### [Exercise directions]
Go through the data and report each line that holds the string "avatar".

═══ Input data ═══

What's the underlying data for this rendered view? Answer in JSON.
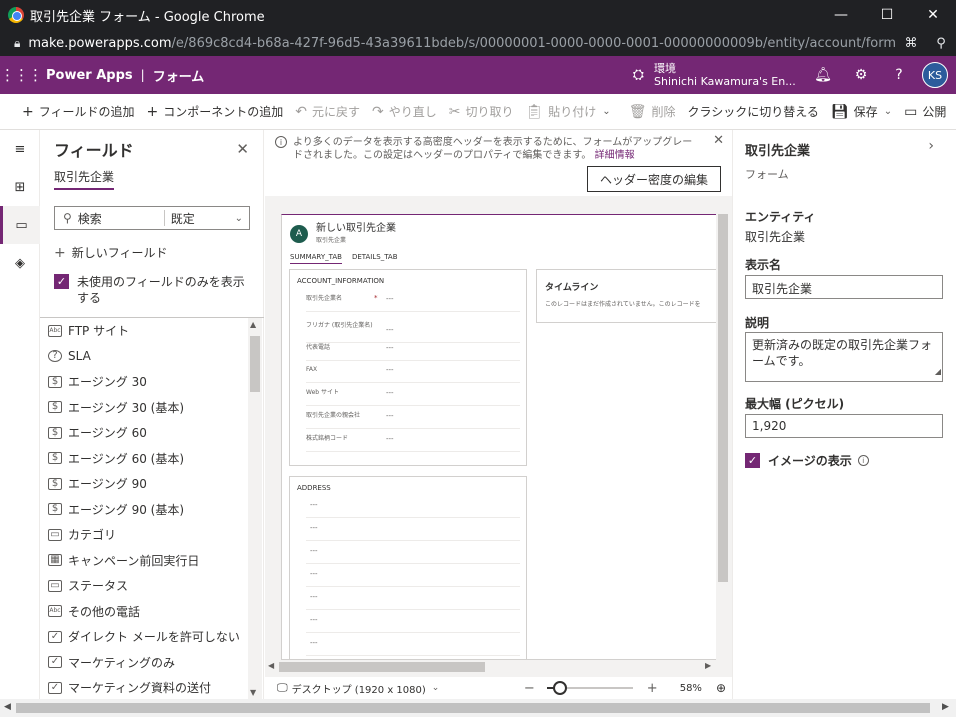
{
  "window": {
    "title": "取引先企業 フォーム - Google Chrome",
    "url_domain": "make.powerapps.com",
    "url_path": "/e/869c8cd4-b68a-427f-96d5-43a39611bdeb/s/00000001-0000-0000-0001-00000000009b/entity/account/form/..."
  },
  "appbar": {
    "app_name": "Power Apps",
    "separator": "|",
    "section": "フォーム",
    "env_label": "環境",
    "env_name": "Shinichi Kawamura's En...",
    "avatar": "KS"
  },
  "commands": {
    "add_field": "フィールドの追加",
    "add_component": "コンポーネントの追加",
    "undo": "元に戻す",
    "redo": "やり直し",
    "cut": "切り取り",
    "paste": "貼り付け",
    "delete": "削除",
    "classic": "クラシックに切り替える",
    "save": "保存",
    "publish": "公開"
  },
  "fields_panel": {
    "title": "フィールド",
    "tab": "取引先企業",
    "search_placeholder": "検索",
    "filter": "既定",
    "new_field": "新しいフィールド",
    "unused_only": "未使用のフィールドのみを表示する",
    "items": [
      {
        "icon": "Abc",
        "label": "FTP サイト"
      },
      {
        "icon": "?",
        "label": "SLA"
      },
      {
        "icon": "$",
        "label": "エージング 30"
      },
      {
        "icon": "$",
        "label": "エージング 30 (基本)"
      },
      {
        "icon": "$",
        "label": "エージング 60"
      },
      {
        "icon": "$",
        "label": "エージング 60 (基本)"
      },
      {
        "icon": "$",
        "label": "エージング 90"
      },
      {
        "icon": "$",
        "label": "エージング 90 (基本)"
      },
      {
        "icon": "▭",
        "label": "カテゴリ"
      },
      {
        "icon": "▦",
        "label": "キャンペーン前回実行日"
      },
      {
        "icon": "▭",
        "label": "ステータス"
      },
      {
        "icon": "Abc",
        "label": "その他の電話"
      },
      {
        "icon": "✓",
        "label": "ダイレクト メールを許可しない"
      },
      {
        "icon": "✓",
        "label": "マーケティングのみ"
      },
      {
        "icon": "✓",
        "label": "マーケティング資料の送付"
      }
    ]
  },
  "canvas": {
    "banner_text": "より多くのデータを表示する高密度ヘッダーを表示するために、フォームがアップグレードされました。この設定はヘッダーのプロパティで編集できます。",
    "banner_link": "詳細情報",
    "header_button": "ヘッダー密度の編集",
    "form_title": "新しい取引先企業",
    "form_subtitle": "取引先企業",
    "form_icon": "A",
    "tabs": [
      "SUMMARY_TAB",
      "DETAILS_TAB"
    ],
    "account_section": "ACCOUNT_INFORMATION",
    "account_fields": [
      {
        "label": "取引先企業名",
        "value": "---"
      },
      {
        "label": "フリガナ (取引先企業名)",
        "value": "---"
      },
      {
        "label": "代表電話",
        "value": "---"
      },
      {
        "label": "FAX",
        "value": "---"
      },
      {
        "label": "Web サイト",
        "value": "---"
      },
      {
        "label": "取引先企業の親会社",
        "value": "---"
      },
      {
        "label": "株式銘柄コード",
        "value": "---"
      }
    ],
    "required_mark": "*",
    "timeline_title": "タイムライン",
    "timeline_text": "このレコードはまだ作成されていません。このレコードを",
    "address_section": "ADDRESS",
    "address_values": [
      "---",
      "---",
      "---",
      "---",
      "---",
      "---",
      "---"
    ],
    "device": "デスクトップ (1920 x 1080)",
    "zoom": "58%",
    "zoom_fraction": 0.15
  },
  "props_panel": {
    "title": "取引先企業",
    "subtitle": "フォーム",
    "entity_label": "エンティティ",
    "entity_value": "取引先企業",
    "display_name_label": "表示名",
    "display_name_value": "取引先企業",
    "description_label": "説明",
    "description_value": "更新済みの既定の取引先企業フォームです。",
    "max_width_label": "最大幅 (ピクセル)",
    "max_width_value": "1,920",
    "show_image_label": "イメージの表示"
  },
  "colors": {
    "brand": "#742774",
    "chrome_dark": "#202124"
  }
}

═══
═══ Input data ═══

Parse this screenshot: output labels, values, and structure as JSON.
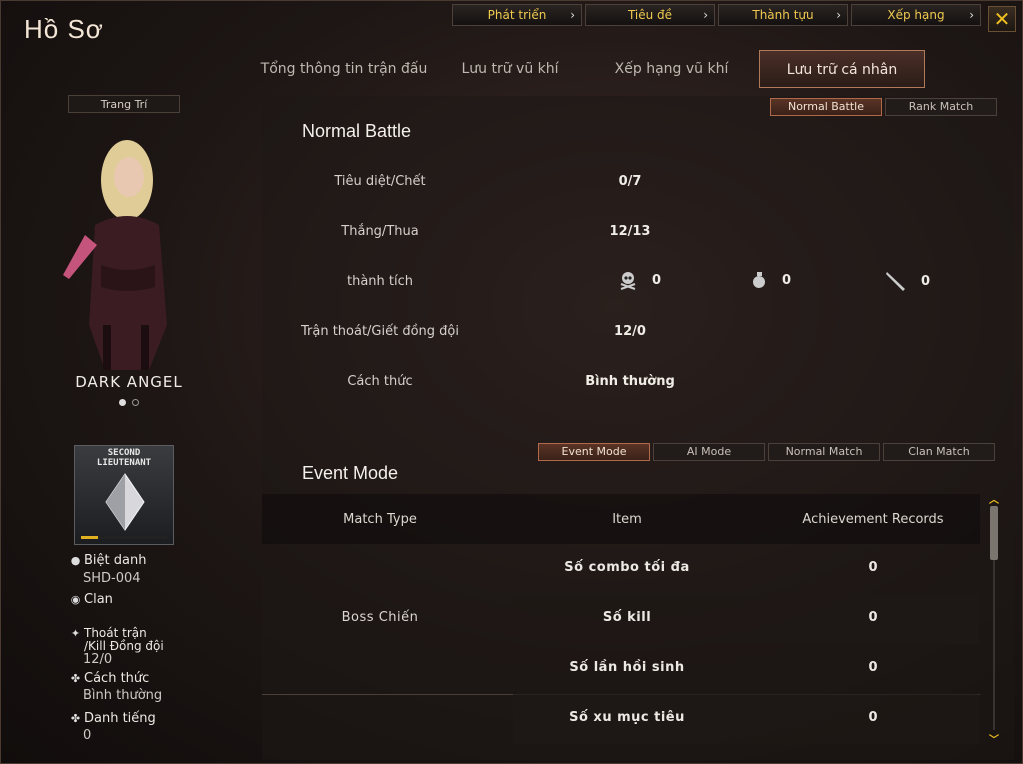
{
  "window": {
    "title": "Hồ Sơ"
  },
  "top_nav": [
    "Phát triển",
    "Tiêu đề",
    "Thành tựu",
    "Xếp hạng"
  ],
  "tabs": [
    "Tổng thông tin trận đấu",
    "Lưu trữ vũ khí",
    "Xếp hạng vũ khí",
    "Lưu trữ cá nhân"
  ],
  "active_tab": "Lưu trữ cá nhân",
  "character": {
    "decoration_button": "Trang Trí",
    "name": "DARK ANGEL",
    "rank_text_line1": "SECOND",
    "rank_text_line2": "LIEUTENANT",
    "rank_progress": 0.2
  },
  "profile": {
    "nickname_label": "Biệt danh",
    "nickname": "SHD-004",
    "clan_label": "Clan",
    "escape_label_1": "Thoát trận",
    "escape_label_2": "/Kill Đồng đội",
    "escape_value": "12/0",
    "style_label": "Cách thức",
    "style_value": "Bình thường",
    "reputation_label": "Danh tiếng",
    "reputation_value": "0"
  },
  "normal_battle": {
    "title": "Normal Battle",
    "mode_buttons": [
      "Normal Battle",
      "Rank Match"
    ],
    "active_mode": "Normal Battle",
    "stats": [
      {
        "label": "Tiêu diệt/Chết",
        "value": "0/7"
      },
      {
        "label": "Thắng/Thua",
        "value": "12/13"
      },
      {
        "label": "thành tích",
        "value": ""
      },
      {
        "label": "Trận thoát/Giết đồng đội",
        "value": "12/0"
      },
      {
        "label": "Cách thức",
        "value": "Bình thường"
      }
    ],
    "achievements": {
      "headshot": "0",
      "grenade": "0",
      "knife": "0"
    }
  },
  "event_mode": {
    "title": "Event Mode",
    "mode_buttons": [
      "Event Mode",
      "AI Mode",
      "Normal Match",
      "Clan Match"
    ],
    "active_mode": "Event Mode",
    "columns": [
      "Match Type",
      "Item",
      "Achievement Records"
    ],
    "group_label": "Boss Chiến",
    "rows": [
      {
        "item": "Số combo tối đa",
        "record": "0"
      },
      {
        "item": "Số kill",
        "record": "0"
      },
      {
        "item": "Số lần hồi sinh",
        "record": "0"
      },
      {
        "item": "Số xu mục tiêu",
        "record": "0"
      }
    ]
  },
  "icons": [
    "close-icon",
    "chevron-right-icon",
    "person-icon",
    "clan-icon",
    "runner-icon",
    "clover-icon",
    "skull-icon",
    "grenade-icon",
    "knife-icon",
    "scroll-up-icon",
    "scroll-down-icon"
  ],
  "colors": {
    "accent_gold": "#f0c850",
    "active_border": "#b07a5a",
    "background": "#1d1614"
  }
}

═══
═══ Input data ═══

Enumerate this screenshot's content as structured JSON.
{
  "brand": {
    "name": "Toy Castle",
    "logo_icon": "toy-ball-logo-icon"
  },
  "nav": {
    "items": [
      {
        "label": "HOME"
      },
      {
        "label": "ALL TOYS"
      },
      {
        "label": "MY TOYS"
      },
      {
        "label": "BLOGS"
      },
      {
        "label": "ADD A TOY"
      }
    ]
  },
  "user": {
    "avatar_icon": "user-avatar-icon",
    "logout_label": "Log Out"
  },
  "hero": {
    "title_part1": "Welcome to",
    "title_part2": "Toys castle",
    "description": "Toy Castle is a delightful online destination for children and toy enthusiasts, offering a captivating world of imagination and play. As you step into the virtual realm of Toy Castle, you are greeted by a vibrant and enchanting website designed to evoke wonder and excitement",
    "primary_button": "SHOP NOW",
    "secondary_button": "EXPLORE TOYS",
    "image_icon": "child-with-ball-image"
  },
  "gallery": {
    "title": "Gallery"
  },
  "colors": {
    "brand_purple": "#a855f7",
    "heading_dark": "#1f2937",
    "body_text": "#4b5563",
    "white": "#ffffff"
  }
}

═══

### [Exercise response]
    "avatar": "KS"
    "avatar_icon": "user-avatar-icon",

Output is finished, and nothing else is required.